# TASK DIRECTIONS
Where a line of the records contains the word "content", show that line.

# DATA IN THIS EXERCISE

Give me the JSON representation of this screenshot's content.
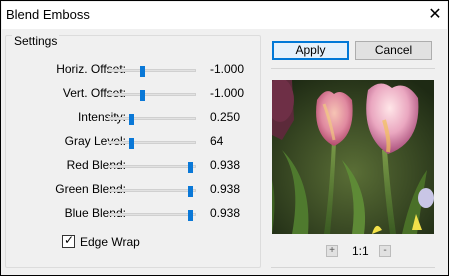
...
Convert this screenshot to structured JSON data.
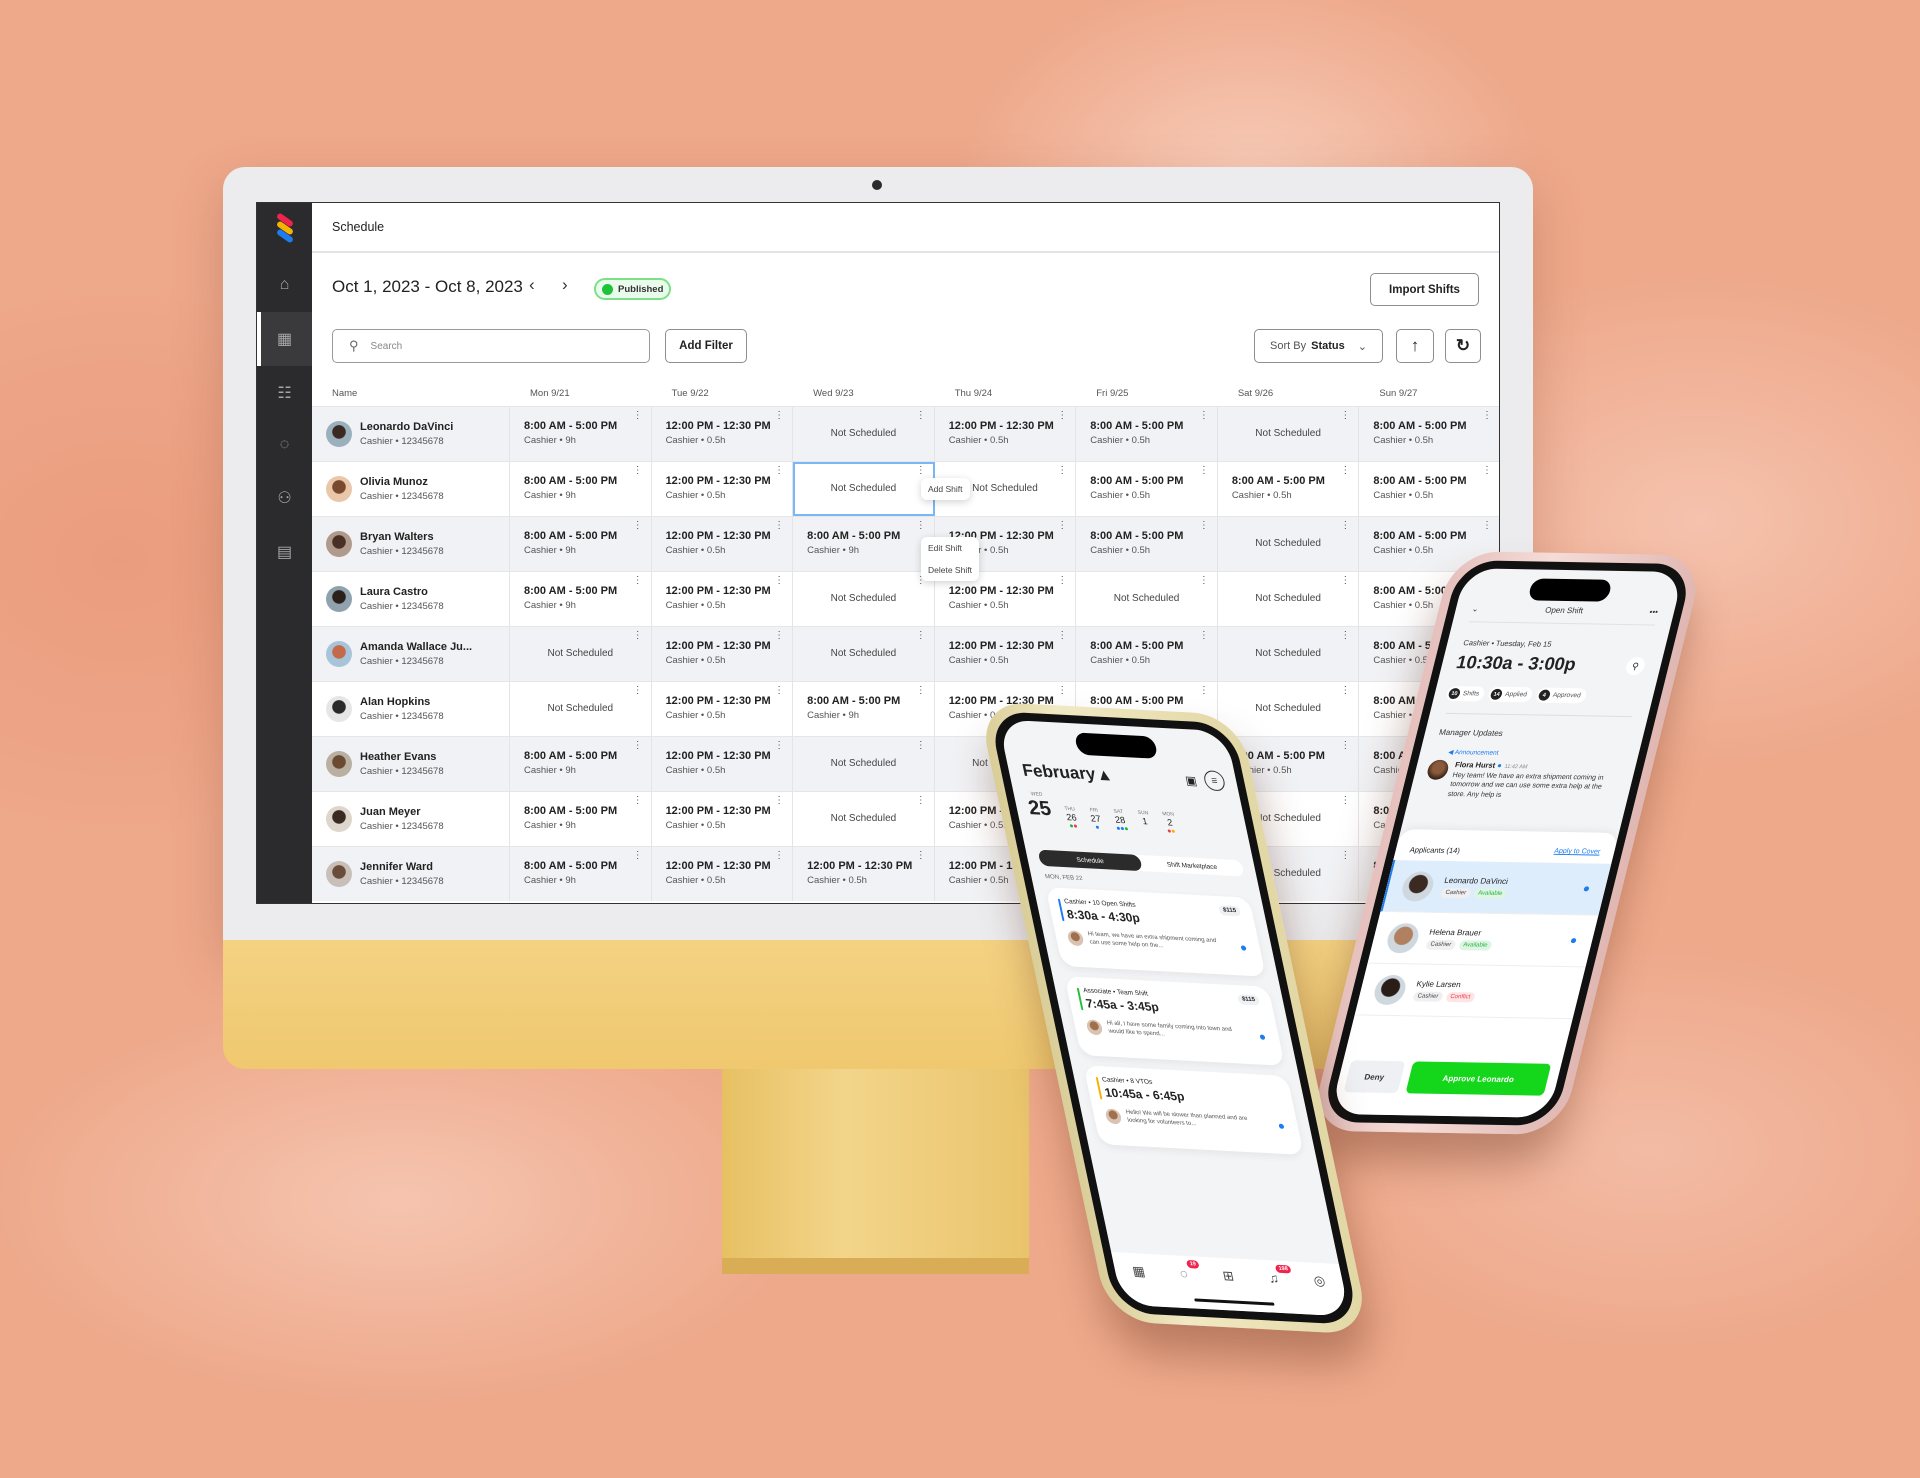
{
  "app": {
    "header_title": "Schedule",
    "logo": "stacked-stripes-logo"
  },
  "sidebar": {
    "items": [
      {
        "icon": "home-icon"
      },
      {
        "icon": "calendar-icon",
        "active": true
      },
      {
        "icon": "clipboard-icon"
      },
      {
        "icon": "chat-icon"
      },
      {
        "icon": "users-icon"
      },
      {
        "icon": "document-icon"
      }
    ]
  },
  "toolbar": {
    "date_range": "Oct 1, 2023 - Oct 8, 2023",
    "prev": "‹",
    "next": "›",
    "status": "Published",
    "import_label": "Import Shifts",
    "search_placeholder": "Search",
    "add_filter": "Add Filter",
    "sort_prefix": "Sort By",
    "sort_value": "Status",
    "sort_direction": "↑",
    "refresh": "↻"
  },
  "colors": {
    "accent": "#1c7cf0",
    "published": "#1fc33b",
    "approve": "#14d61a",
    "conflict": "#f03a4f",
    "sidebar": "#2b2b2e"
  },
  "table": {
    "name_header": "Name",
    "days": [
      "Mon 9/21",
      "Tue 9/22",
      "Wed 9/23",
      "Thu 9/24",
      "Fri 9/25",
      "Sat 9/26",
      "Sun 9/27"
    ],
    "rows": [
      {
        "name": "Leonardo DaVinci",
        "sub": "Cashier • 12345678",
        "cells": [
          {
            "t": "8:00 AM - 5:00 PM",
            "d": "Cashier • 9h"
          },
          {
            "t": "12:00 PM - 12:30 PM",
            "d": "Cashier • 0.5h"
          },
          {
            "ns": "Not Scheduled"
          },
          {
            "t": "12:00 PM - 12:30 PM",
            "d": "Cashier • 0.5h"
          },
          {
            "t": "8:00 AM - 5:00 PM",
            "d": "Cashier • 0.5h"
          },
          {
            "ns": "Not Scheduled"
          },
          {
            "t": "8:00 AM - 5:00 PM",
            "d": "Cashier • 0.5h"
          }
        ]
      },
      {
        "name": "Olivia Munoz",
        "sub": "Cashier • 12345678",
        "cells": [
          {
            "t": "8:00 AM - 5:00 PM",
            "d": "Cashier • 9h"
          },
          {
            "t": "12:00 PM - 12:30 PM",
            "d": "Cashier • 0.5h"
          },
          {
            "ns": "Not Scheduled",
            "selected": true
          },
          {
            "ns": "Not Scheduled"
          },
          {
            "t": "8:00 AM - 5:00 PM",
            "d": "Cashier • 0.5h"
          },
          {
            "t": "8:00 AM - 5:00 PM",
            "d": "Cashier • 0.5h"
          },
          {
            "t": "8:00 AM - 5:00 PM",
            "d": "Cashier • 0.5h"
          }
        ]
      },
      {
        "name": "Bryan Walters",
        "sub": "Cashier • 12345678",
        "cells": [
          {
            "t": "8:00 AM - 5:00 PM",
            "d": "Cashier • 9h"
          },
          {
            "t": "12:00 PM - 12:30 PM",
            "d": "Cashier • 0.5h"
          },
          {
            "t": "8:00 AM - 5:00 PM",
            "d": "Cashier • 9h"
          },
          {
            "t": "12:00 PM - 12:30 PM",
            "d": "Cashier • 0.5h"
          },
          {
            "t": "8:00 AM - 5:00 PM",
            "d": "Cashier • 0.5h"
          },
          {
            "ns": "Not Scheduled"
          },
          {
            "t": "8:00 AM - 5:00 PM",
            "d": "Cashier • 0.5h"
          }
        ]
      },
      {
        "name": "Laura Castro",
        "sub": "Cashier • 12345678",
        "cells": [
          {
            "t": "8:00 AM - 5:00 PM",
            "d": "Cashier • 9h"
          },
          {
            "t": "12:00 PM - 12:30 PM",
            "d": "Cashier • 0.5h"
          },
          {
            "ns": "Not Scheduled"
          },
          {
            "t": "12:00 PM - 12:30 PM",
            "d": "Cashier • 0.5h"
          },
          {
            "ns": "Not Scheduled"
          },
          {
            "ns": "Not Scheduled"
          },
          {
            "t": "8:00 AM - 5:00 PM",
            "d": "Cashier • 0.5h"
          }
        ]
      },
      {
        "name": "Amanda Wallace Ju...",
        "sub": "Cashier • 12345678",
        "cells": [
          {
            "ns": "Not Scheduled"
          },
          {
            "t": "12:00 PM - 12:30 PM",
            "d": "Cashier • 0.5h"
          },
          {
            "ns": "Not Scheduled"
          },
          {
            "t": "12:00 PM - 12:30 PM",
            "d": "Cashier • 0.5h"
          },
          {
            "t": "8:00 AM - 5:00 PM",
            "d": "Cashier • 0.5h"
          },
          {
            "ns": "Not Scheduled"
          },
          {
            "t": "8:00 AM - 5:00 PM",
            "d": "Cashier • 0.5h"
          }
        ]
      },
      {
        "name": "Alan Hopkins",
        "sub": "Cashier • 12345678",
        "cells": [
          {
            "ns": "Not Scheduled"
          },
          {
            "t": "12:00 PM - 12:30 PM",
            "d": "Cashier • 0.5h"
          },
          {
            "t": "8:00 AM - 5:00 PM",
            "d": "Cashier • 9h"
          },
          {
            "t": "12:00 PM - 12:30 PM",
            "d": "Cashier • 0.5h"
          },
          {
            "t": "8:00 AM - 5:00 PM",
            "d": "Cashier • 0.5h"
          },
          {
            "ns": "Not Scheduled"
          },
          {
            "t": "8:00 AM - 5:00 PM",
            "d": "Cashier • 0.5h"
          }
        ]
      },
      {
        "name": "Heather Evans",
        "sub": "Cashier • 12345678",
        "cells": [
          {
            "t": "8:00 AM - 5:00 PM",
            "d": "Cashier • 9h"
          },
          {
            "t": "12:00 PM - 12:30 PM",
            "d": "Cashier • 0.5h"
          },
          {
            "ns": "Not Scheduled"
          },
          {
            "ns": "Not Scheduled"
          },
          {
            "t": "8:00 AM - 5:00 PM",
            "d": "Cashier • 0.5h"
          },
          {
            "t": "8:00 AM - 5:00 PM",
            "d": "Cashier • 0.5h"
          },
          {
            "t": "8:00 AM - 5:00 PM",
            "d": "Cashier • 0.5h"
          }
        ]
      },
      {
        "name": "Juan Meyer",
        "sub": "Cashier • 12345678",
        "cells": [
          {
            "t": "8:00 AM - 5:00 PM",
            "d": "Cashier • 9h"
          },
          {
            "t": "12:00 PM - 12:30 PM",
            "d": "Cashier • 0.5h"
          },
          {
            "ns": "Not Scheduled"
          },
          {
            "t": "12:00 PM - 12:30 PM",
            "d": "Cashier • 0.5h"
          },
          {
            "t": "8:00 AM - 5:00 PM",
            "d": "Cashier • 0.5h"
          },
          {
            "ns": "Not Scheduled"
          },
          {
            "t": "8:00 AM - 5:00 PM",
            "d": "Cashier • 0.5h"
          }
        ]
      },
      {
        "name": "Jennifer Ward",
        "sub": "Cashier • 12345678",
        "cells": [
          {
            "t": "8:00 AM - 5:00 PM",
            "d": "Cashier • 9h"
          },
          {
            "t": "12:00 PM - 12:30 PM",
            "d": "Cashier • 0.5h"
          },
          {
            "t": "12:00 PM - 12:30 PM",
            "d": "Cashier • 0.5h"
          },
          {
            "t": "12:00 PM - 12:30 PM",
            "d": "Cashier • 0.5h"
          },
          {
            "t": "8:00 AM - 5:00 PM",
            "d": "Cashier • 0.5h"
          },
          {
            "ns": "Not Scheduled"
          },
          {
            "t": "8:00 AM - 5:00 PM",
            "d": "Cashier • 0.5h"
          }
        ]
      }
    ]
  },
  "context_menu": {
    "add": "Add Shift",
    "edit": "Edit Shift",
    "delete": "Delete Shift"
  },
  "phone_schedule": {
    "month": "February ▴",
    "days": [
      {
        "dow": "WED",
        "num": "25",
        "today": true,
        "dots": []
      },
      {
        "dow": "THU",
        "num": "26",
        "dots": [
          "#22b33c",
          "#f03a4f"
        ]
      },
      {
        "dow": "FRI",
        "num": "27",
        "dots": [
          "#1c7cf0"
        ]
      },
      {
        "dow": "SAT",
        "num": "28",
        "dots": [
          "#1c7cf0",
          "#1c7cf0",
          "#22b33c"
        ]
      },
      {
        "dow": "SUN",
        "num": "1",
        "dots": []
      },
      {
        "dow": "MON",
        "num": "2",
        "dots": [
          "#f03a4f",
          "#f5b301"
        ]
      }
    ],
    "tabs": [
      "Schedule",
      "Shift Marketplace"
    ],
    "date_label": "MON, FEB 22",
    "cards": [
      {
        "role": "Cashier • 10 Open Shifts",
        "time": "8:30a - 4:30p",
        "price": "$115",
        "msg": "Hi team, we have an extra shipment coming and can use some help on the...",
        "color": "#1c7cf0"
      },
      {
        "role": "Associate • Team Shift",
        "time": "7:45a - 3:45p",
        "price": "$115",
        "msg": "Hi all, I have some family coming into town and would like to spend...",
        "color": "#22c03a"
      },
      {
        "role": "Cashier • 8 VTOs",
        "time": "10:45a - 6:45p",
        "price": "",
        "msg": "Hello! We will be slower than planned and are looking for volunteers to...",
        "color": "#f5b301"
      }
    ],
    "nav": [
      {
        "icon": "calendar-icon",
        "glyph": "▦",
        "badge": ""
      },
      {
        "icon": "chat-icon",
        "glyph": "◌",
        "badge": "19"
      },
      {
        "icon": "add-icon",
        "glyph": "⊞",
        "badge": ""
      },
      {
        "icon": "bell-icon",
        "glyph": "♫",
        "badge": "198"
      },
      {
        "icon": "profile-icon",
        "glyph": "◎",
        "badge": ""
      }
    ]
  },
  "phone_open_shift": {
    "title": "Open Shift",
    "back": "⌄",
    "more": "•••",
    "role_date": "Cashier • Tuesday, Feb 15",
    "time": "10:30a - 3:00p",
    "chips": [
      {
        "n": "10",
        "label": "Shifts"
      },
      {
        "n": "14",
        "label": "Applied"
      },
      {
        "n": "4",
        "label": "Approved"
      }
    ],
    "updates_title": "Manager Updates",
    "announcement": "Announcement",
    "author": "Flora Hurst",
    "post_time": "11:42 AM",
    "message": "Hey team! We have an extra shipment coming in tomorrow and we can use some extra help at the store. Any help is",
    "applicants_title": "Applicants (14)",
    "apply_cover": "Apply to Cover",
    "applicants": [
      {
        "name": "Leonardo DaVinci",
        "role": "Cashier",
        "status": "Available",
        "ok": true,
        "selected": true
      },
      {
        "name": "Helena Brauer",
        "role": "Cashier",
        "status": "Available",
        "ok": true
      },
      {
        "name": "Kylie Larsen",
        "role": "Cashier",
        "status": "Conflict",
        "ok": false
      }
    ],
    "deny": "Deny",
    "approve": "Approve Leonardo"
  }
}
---
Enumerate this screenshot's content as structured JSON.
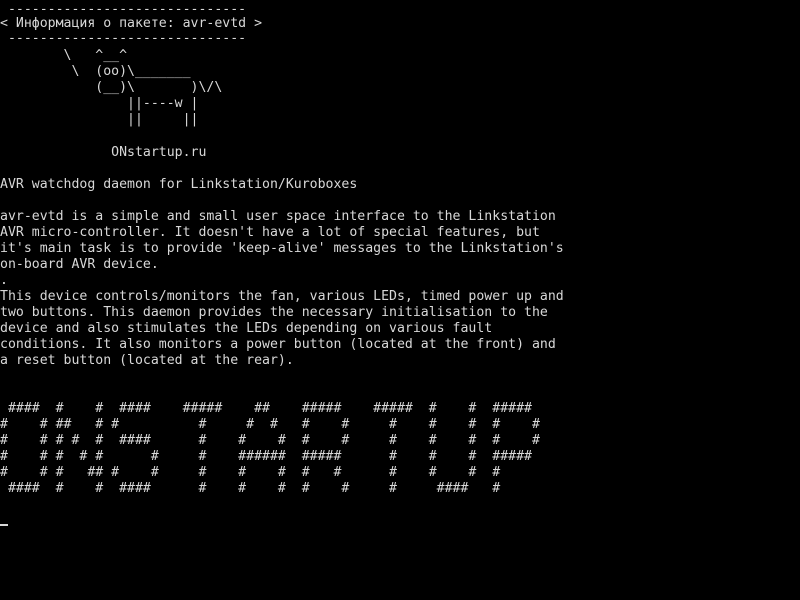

# TASK RESPONSE
Give me the JSON representation of this screenshot's content.
Enumerate this screenshot's content as structured JSON.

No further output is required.